Task description:
The listing is to be returned word for word, without its images.

Recorded data:
# # # # # # #
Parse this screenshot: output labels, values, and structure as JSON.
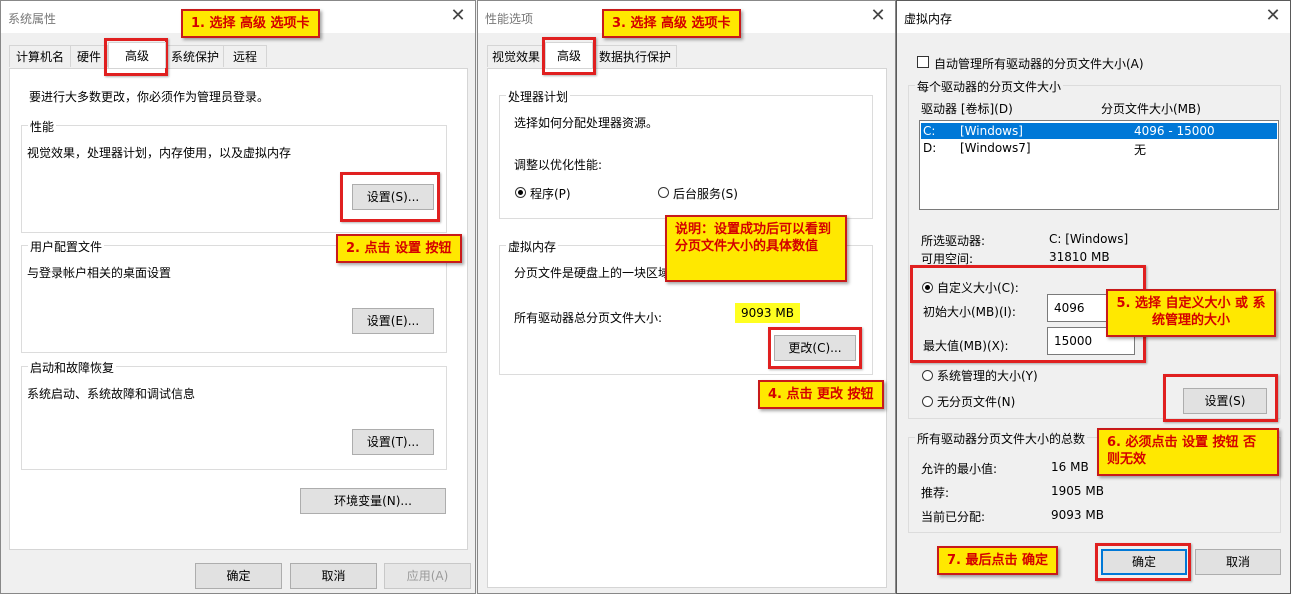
{
  "sys": {
    "title": "系统属性",
    "tabs": [
      "计算机名",
      "硬件",
      "高级",
      "系统保护",
      "远程"
    ],
    "admin_note": "要进行大多数更改，你必须作为管理员登录。",
    "perf_legend": "性能",
    "perf_desc": "视觉效果，处理器计划，内存使用，以及虚拟内存",
    "perf_btn": "设置(S)...",
    "profile_legend": "用户配置文件",
    "profile_desc": "与登录帐户相关的桌面设置",
    "profile_btn": "设置(E)...",
    "startup_legend": "启动和故障恢复",
    "startup_desc": "系统启动、系统故障和调试信息",
    "startup_btn": "设置(T)...",
    "env_btn": "环境变量(N)...",
    "ok": "确定",
    "cancel": "取消",
    "apply": "应用(A)"
  },
  "perf": {
    "title": "性能选项",
    "tabs": [
      "视觉效果",
      "高级",
      "数据执行保护"
    ],
    "sched_legend": "处理器计划",
    "sched_desc": "选择如何分配处理器资源。",
    "adjust": "调整以优化性能:",
    "programs": "程序(P)",
    "services": "后台服务(S)",
    "vm_legend": "虚拟内存",
    "vm_desc": "分页文件是硬盘上的一块区域",
    "total_label": "所有驱动器总分页文件大小:",
    "total_value": "9093 MB",
    "change_btn": "更改(C)..."
  },
  "vm": {
    "title": "虚拟内存",
    "auto_manage": "自动管理所有驱动器的分页文件大小(A)",
    "each_drive_legend": "每个驱动器的分页文件大小",
    "col_drive": "驱动器 [卷标](D)",
    "col_size": "分页文件大小(MB)",
    "drives": [
      {
        "letter": "C:",
        "label": "[Windows]",
        "size": "4096 - 15000"
      },
      {
        "letter": "D:",
        "label": "[Windows7]",
        "size": "无"
      }
    ],
    "selected_label": "所选驱动器:",
    "selected_value": "C:  [Windows]",
    "free_label": "可用空间:",
    "free_value": "31810 MB",
    "custom": "自定义大小(C):",
    "initial_label": "初始大小(MB)(I):",
    "initial_value": "4096",
    "max_label": "最大值(MB)(X):",
    "max_value": "15000",
    "system_managed": "系统管理的大小(Y)",
    "no_paging": "无分页文件(N)",
    "set_btn": "设置(S)",
    "totals_legend": "所有驱动器分页文件大小的总数",
    "min_label": "允许的最小值:",
    "min_value": "16 MB",
    "rec_label": "推荐:",
    "rec_value": "1905 MB",
    "cur_label": "当前已分配:",
    "cur_value": "9093 MB",
    "ok": "确定",
    "cancel": "取消"
  },
  "callouts": {
    "c1": "1. 选择 高级 选项卡",
    "c2": "2. 点击 设置 按钮",
    "c3": "3. 选择 高级 选项卡",
    "note": "说明：设置成功后可以看到分页文件大小的具体数值",
    "c4": "4. 点击 更改 按钮",
    "c5": "5. 选择 自定义大小 或 系统管理的大小",
    "c6": "6. 必须点击 设置 按钮 否则无效",
    "c7": "7. 最后点击 确定"
  },
  "colors": {
    "callout_bg": "#ffe800",
    "callout_text": "#d40000",
    "highlight": "#e02020",
    "selection": "#0078d7"
  }
}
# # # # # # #
Task output:
Parse this screenshot: output labels, values, and structure as JSON.
{
  "sys": {
    "title": "系统属性",
    "tabs": [
      "计算机名",
      "硬件",
      "高级",
      "系统保护",
      "远程"
    ],
    "admin_note": "要进行大多数更改，你必须作为管理员登录。",
    "perf_legend": "性能",
    "perf_desc": "视觉效果，处理器计划，内存使用，以及虚拟内存",
    "perf_btn": "设置(S)...",
    "profile_legend": "用户配置文件",
    "profile_desc": "与登录帐户相关的桌面设置",
    "profile_btn": "设置(E)...",
    "startup_legend": "启动和故障恢复",
    "startup_desc": "系统启动、系统故障和调试信息",
    "startup_btn": "设置(T)...",
    "env_btn": "环境变量(N)...",
    "ok": "确定",
    "cancel": "取消",
    "apply": "应用(A)"
  },
  "perf": {
    "title": "性能选项",
    "tabs": [
      "视觉效果",
      "高级",
      "数据执行保护"
    ],
    "sched_legend": "处理器计划",
    "sched_desc": "选择如何分配处理器资源。",
    "adjust": "调整以优化性能:",
    "programs": "程序(P)",
    "services": "后台服务(S)",
    "vm_legend": "虚拟内存",
    "vm_desc": "分页文件是硬盘上的一块区域",
    "total_label": "所有驱动器总分页文件大小:",
    "total_value": "9093 MB",
    "change_btn": "更改(C)..."
  },
  "vm": {
    "title": "虚拟内存",
    "auto_manage": "自动管理所有驱动器的分页文件大小(A)",
    "each_drive_legend": "每个驱动器的分页文件大小",
    "col_drive": "驱动器 [卷标](D)",
    "col_size": "分页文件大小(MB)",
    "drives": [
      {
        "letter": "C:",
        "label": "[Windows]",
        "size": "4096 - 15000"
      },
      {
        "letter": "D:",
        "label": "[Windows7]",
        "size": "无"
      }
    ],
    "selected_label": "所选驱动器:",
    "selected_value": "C:  [Windows]",
    "free_label": "可用空间:",
    "free_value": "31810 MB",
    "custom": "自定义大小(C):",
    "initial_label": "初始大小(MB)(I):",
    "initial_value": "4096",
    "max_label": "最大值(MB)(X):",
    "max_value": "15000",
    "system_managed": "系统管理的大小(Y)",
    "no_paging": "无分页文件(N)",
    "set_btn": "设置(S)",
    "totals_legend": "所有驱动器分页文件大小的总数",
    "min_label": "允许的最小值:",
    "min_value": "16 MB",
    "rec_label": "推荐:",
    "rec_value": "1905 MB",
    "cur_label": "当前已分配:",
    "cur_value": "9093 MB",
    "ok": "确定",
    "cancel": "取消"
  },
  "callouts": {
    "c1": "1. 选择 高级 选项卡",
    "c2": "2. 点击 设置 按钮",
    "c3": "3. 选择 高级 选项卡",
    "note": "说明：设置成功后可以看到分页文件大小的具体数值",
    "c4": "4. 点击 更改 按钮",
    "c5": "5. 选择 自定义大小 或 系统管理的大小",
    "c6": "6. 必须点击 设置 按钮 否则无效",
    "c7": "7. 最后点击 确定"
  },
  "colors": {
    "callout_bg": "#ffe800",
    "callout_text": "#d40000",
    "highlight": "#e02020",
    "selection": "#0078d7"
  }
}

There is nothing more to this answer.